What is expected – Copy each line of the entries that contains the word "link".
+++ Exercise inputs +++
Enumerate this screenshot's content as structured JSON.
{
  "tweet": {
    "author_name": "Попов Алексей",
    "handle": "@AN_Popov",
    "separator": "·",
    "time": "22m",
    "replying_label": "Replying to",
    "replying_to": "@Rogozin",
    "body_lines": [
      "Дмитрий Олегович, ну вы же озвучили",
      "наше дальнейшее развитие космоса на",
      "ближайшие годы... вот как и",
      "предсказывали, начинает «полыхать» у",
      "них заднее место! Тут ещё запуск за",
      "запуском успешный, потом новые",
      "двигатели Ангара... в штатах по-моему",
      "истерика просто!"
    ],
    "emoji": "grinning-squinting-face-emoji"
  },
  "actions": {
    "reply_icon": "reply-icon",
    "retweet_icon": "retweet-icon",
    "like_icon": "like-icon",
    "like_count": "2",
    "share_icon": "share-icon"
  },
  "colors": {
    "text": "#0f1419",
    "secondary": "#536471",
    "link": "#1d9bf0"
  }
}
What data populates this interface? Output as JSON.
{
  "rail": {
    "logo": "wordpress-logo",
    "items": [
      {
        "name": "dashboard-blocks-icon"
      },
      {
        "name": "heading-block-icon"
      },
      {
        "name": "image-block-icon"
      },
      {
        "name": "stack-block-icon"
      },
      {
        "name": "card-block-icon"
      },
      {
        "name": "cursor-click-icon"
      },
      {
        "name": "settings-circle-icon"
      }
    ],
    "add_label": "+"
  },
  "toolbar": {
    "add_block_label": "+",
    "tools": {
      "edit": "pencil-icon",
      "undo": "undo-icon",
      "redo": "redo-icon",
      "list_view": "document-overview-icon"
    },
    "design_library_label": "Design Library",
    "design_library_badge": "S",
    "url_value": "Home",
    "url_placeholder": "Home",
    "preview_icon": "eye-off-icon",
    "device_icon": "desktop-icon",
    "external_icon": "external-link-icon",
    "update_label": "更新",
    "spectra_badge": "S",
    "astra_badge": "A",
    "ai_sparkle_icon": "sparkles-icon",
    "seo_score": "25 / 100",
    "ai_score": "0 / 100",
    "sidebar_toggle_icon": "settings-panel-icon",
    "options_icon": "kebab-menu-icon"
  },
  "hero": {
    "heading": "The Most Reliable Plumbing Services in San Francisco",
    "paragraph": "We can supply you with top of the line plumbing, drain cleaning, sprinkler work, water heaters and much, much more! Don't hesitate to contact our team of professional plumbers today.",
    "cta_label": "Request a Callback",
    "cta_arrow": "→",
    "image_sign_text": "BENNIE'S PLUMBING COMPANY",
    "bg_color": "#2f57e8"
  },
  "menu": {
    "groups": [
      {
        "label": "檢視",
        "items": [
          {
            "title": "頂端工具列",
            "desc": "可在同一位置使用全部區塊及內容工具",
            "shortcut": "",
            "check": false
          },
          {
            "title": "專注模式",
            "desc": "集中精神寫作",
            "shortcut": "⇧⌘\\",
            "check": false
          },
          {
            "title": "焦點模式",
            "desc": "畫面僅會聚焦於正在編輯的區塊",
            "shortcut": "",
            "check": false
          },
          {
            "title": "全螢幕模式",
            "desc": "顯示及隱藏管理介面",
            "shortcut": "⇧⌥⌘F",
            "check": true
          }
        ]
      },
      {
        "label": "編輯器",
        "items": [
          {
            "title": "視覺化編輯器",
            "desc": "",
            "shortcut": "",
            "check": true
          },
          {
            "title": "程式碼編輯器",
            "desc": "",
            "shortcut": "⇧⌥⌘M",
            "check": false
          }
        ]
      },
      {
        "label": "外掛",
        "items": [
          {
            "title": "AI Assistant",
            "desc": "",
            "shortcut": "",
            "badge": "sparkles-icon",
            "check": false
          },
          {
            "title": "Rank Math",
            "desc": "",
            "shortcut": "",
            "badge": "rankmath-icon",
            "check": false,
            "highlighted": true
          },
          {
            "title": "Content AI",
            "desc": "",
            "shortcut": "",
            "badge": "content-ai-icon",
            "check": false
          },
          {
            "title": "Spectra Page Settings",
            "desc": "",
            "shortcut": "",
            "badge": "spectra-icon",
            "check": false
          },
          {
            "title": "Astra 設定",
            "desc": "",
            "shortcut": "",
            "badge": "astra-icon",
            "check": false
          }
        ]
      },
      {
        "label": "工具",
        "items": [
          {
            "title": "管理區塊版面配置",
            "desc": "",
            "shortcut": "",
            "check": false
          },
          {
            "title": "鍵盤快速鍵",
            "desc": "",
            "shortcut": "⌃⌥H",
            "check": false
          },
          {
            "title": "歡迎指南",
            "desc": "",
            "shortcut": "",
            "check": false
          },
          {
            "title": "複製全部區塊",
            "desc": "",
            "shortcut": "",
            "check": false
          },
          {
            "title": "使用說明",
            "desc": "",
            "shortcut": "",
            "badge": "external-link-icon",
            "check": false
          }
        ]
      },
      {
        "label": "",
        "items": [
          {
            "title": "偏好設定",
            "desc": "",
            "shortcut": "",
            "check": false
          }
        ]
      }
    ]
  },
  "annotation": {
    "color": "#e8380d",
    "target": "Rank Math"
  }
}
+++
Reply to the task –
    "link": "#1d9bf0"
    "external_icon": "external-link-icon",
            "badge": "external-link-icon",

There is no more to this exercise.